Many of us conform to society’s expectations or more accurately to the expectations of our employers. I wear hated polo shirts with my company’s logo. I’m not allowed to wear shorts or leggings to work. They also frown on wild hair colors or excessive jewelry. I show my personality with accessories, colorful scarves, hair bands, jewelry and even colorful pants. I love color. I love ethnic clothes and have gotten strange looks when I showed up at church wearing my handmade African caftan or Mexican embroidered dress. I even hate to wear white underclothes. Clothes should make you happy not just cover your bits and parts. They show your personality. I don’t expect everyone to like what I like but I also don’t feel I need to apologize for letting the real me out once in a while.
A very nice man came into my store followed by another man who was joking with him about his curly hair. Now I knew the first man’s hair was a wig but evidently the other man did not. He kept going on and on about the man’s Toni, as in a Toni perm. When the first man left, the other commented that he didn’t understand why the man, a black man had to have his hair like that. Everyone knew he was black. He didn’t have to wear his hair like that. I really didn’t understand why it mattered to him. The black man was nothing but kind and pleasant, so why did his hair bother him so much?
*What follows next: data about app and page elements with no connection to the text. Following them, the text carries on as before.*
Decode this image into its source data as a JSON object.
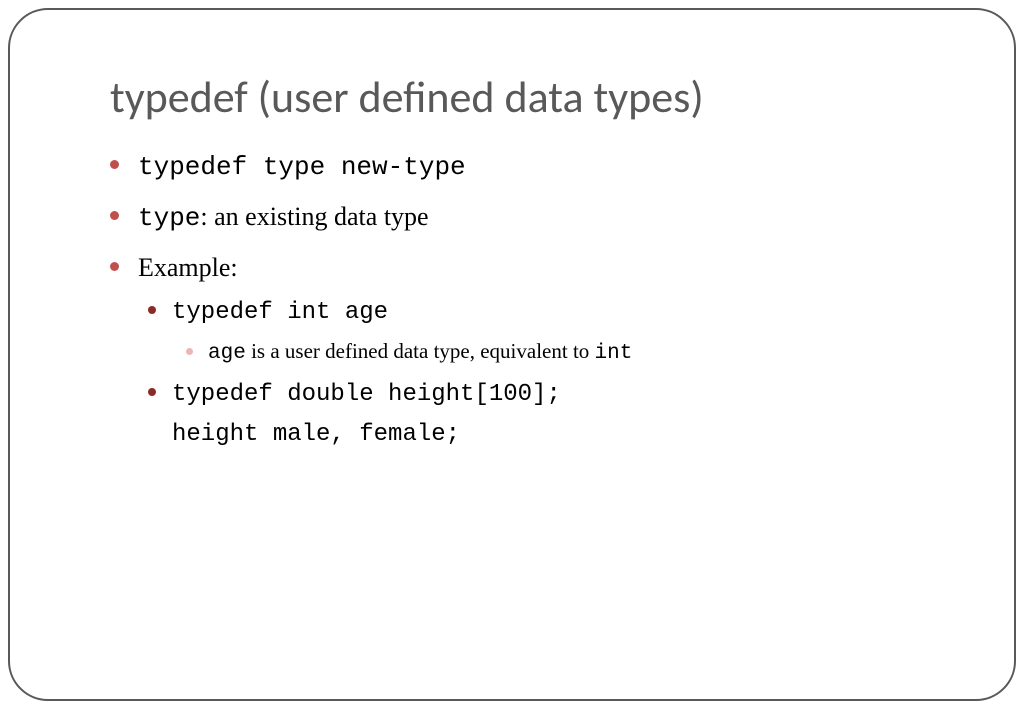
{
  "title": "typedef (user defined data types)",
  "bullets": {
    "b1_code": "typedef type new-type",
    "b2_code": "type",
    "b2_text": ": an existing data type",
    "b3_text": "Example:",
    "b3a_code": "typedef int age",
    "b3a1_code1": "age",
    "b3a1_text": " is a user defined data type, equivalent to ",
    "b3a1_code2": "int",
    "b3b_line1": "typedef double height[100];",
    "b3b_line2": "height male, female;"
  }
}
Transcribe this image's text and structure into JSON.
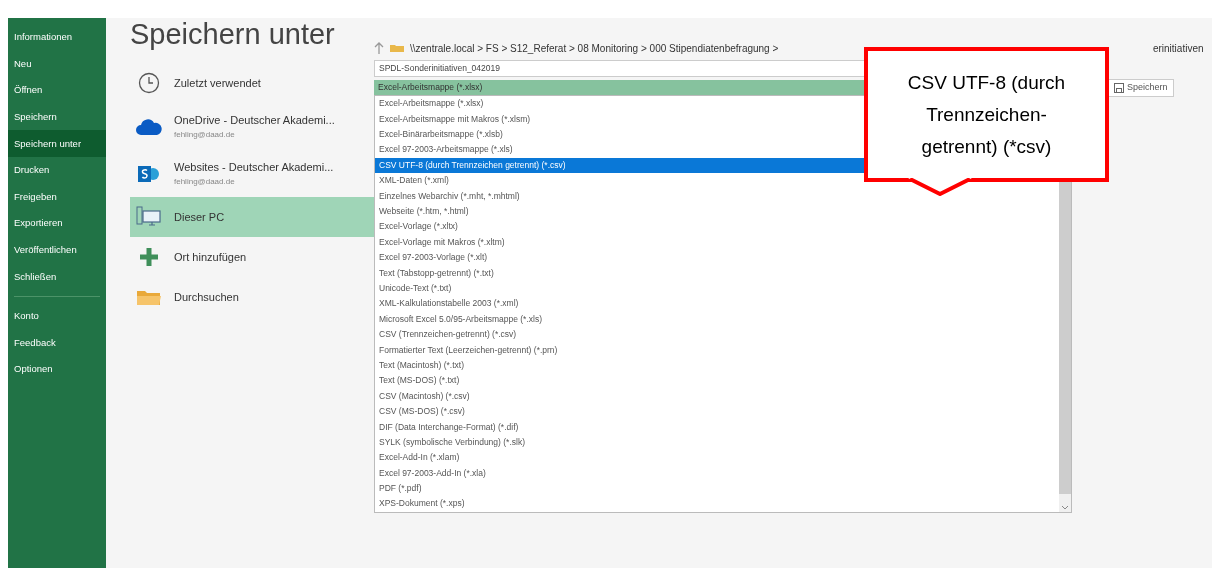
{
  "sidebar": {
    "items": [
      {
        "label": "Informationen",
        "selected": false
      },
      {
        "label": "Neu",
        "selected": false
      },
      {
        "label": "Öffnen",
        "selected": false
      },
      {
        "label": "Speichern",
        "selected": false
      },
      {
        "label": "Speichern unter",
        "selected": true
      },
      {
        "label": "Drucken",
        "selected": false
      },
      {
        "label": "Freigeben",
        "selected": false
      },
      {
        "label": "Exportieren",
        "selected": false
      },
      {
        "label": "Veröffentlichen",
        "selected": false
      },
      {
        "label": "Schließen",
        "selected": false
      }
    ],
    "bottom_items": [
      {
        "label": "Konto",
        "selected": false
      },
      {
        "label": "Feedback",
        "selected": false
      },
      {
        "label": "Optionen",
        "selected": false
      }
    ]
  },
  "title": "Speichern unter",
  "places": [
    {
      "kind": "clock",
      "label": "Zuletzt verwendet",
      "selected": false
    },
    {
      "kind": "cloud",
      "label": "OneDrive - Deutscher Akademi...",
      "sublabel": "fehling@daad.de",
      "selected": false
    },
    {
      "kind": "sharepoint",
      "label": "Websites - Deutscher Akademi...",
      "sublabel": "fehling@daad.de",
      "selected": false
    },
    {
      "kind": "pc",
      "label": "Dieser PC",
      "selected": true
    },
    {
      "kind": "plus",
      "label": "Ort hinzufügen",
      "selected": false
    },
    {
      "kind": "folder",
      "label": "Durchsuchen",
      "selected": false
    }
  ],
  "path": "\\\\zentrale.local > FS > S12_Referat > 08 Monitoring > 000 Stipendiatenbefragung >",
  "path_tail": "erinitiativen",
  "filename": "SPDL-Sonderinitiativen_042019",
  "file_type": "Excel-Arbeitsmappe (*.xlsx)",
  "file_type_options": [
    {
      "label": "Excel-Arbeitsmappe (*.xlsx)",
      "selected": false
    },
    {
      "label": "Excel-Arbeitsmappe mit Makros (*.xlsm)",
      "selected": false
    },
    {
      "label": "Excel-Binärarbeitsmappe (*.xlsb)",
      "selected": false
    },
    {
      "label": "Excel 97-2003-Arbeitsmappe (*.xls)",
      "selected": false
    },
    {
      "label": "CSV UTF-8 (durch Trennzeichen getrennt) (*.csv)",
      "selected": true
    },
    {
      "label": "XML-Daten (*.xml)",
      "selected": false
    },
    {
      "label": "Einzelnes Webarchiv (*.mht, *.mhtml)",
      "selected": false
    },
    {
      "label": "Webseite (*.htm, *.html)",
      "selected": false
    },
    {
      "label": "Excel-Vorlage (*.xltx)",
      "selected": false
    },
    {
      "label": "Excel-Vorlage mit Makros (*.xltm)",
      "selected": false
    },
    {
      "label": "Excel 97-2003-Vorlage (*.xlt)",
      "selected": false
    },
    {
      "label": "Text (Tabstopp-getrennt) (*.txt)",
      "selected": false
    },
    {
      "label": "Unicode-Text (*.txt)",
      "selected": false
    },
    {
      "label": "XML-Kalkulationstabelle 2003 (*.xml)",
      "selected": false
    },
    {
      "label": "Microsoft Excel 5.0/95-Arbeitsmappe (*.xls)",
      "selected": false
    },
    {
      "label": "CSV (Trennzeichen-getrennt) (*.csv)",
      "selected": false
    },
    {
      "label": "Formatierter Text (Leerzeichen-getrennt) (*.prn)",
      "selected": false
    },
    {
      "label": "Text (Macintosh) (*.txt)",
      "selected": false
    },
    {
      "label": "Text (MS-DOS) (*.txt)",
      "selected": false
    },
    {
      "label": "CSV (Macintosh) (*.csv)",
      "selected": false
    },
    {
      "label": "CSV (MS-DOS) (*.csv)",
      "selected": false
    },
    {
      "label": "DIF (Data Interchange-Format) (*.dif)",
      "selected": false
    },
    {
      "label": "SYLK (symbolische Verbindung) (*.slk)",
      "selected": false
    },
    {
      "label": "Excel-Add-In (*.xlam)",
      "selected": false
    },
    {
      "label": "Excel 97-2003-Add-In (*.xla)",
      "selected": false
    },
    {
      "label": "PDF (*.pdf)",
      "selected": false
    },
    {
      "label": "XPS-Dokument (*.xps)",
      "selected": false
    }
  ],
  "save_button": "Speichern",
  "callout": "CSV UTF-8 (durch Trennzeichen-getrennt) (*csv)"
}
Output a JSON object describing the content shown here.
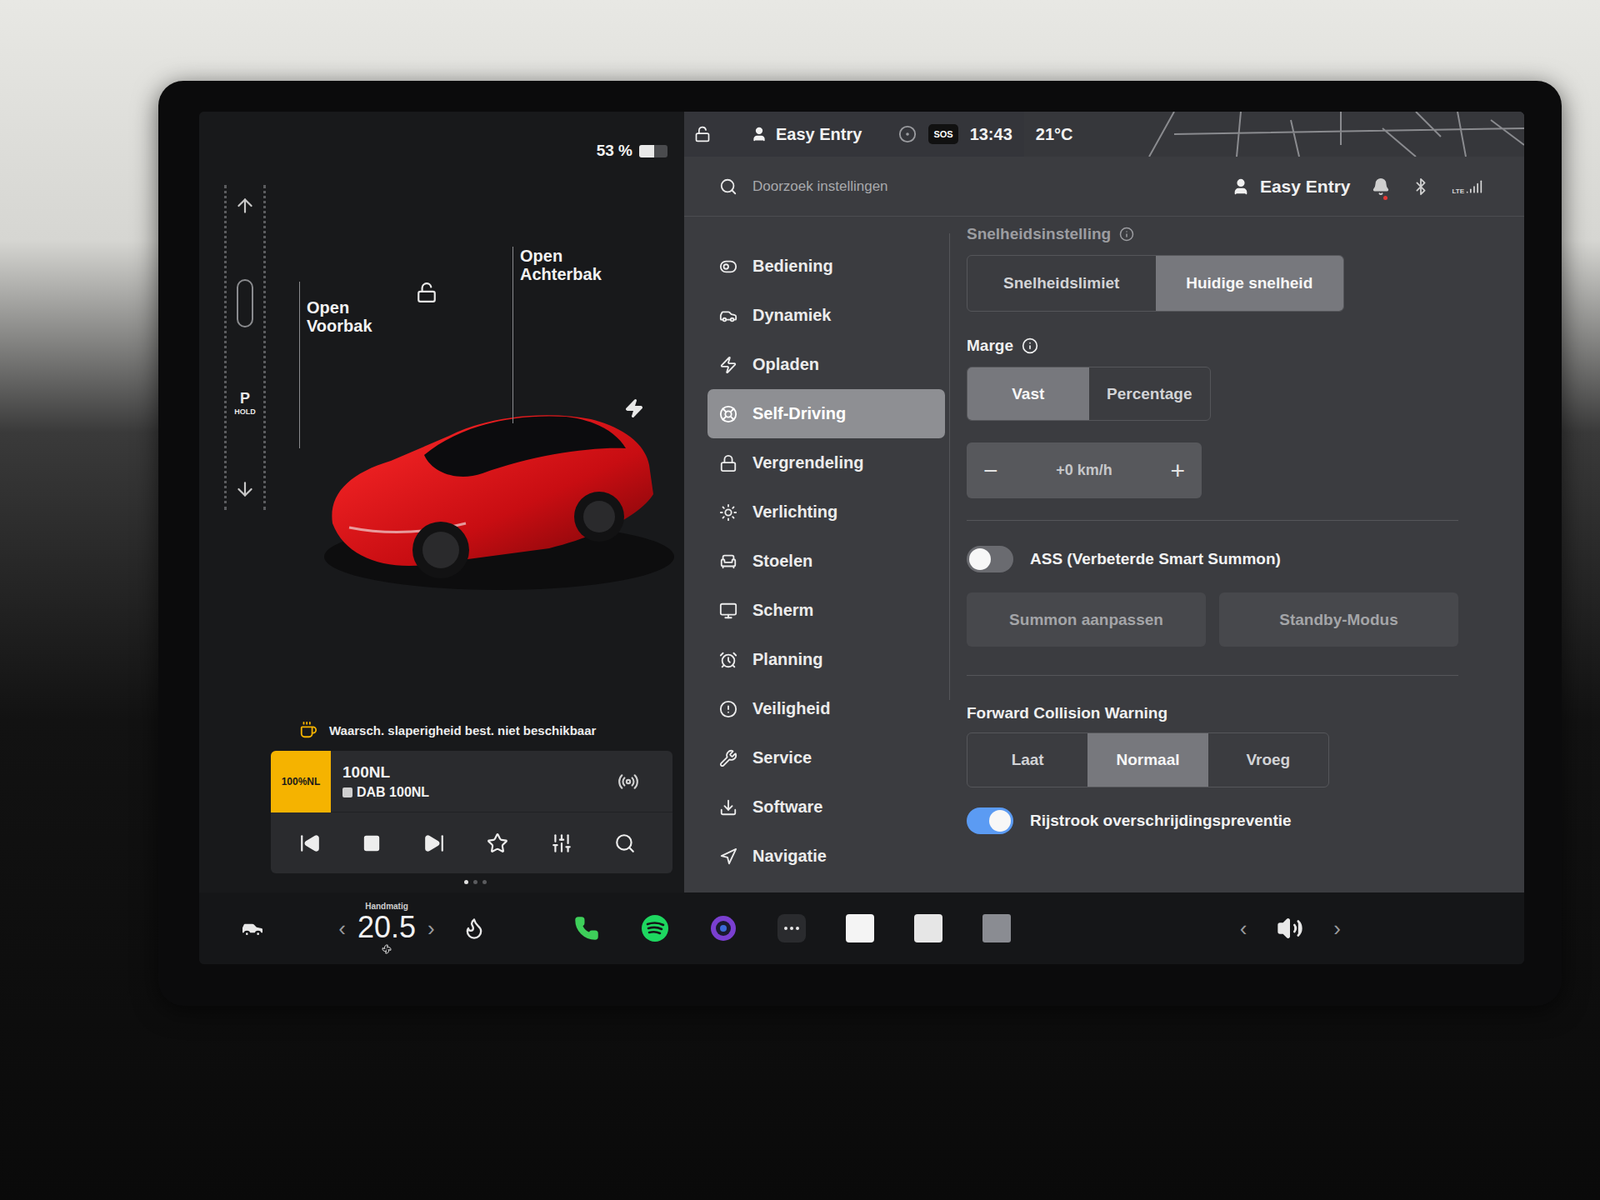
{
  "left_panel": {
    "battery": {
      "reading": "53 %",
      "level": 0.53
    },
    "gear": {
      "label": "P",
      "hold": "HOLD"
    },
    "car_labels": {
      "front_trunk": "Open Voorbak",
      "rear_trunk": "Open Achterbak"
    },
    "locked": false,
    "warning": "Waarsch. slaperigheid best. niet beschikbaar",
    "media": {
      "logo": "100%NL",
      "station": "100NL",
      "source": "DAB 100NL"
    },
    "pager": [
      {
        "selected": true
      },
      {
        "selected": false
      },
      {
        "selected": false
      }
    ]
  },
  "status_bar": {
    "locked": false,
    "profile": "Easy Entry",
    "sos": "SOS",
    "time": "13:43",
    "temperature": "21°C"
  },
  "header": {
    "search_placeholder": "Doorzoek instellingen",
    "profile": "Easy Entry",
    "notification": true,
    "network": "LTE"
  },
  "menu": [
    {
      "label": "Bediening",
      "selected": false
    },
    {
      "label": "Dynamiek",
      "selected": false
    },
    {
      "label": "Opladen",
      "selected": false
    },
    {
      "label": "Self-Driving",
      "selected": true
    },
    {
      "label": "Vergrendeling",
      "selected": false
    },
    {
      "label": "Verlichting",
      "selected": false
    },
    {
      "label": "Stoelen",
      "selected": false
    },
    {
      "label": "Scherm",
      "selected": false
    },
    {
      "label": "Planning",
      "selected": false
    },
    {
      "label": "Veiligheid",
      "selected": false
    },
    {
      "label": "Service",
      "selected": false
    },
    {
      "label": "Software",
      "selected": false
    },
    {
      "label": "Navigatie",
      "selected": false
    }
  ],
  "settings": {
    "speed_setting": {
      "label": "Snelheidsinstelling",
      "options": [
        {
          "label": "Snelheidslimiet",
          "selected": false
        },
        {
          "label": "Huidige snelheid",
          "selected": true
        }
      ]
    },
    "margin": {
      "label": "Marge",
      "options": [
        {
          "label": "Vast",
          "selected": true
        },
        {
          "label": "Percentage",
          "selected": false
        }
      ],
      "minus": "−",
      "value": "+0 km/h",
      "plus": "+"
    },
    "summon": {
      "label": "ASS (Verbeterde Smart Summon)",
      "on": false,
      "buttons": [
        {
          "label": "Summon aanpassen",
          "disabled": true
        },
        {
          "label": "Standby-Modus",
          "disabled": true
        }
      ]
    },
    "fcw": {
      "label": "Forward Collision Warning",
      "options": [
        {
          "label": "Laat",
          "selected": false
        },
        {
          "label": "Normaal",
          "selected": true
        },
        {
          "label": "Vroeg",
          "selected": false
        }
      ]
    },
    "lane": {
      "label": "Rijstrook overschrijdingspreventie",
      "on": true
    }
  },
  "bottom_bar": {
    "climate_mode": "Handmatig",
    "temperature": "20.5",
    "prev": "‹",
    "next": "›",
    "volume_prev": "‹",
    "volume_next": "›"
  }
}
It was then I realized the joking wasn’t done in jest but was poking fun, and my heart ached that I might have hurt that kind man by going along with the joking.
“I like it,” I told the other man.
“What? You like his hair?” The man asked.
“Yep, I do,” I said, my voice stronger.
“Then why don’t you have your hair like that?”
I just smiled and explained, “My hair won’t stay like that not without a lot of product, and I don’t like to wear a lot of stuff in my hair.”
He left still commenting about that man’s hair.
I don’t get it. I don’t understand why what someone else does to their hair or body should matter to me. I don’t have to like it but if it isn’t affecting me, why should I care?
I had an aunt who liked to wear big, gaudy costume jewelry, it looked good on her. She also wore bright colors and enjoyed her clothes. A cousin wore a lot of makeup, and I remembered thinking it was artistic and pretty, but I’d never be able to do that. Others have styles I don’t care for or wouldn’t want for myself, like the really long fancy nails or the elaborate braids. I think they are pretty but I couldn’t wear them myself.
Why do we judge people who look different than us? Why not celebrate our differences? Whether it’s a beautiful young girl made up to look like a vampire or a handsome young man who prefers to dress colorfully with a bit of feminine flare or someone of a different ethnicity who embraces their culture, why not accept that we are all unique and part of the beauty of the world instead of expecting everyone to look, dress and act the same.
What are your thoughts? What fashion do you love or hate?
You must be logged in to post a comment.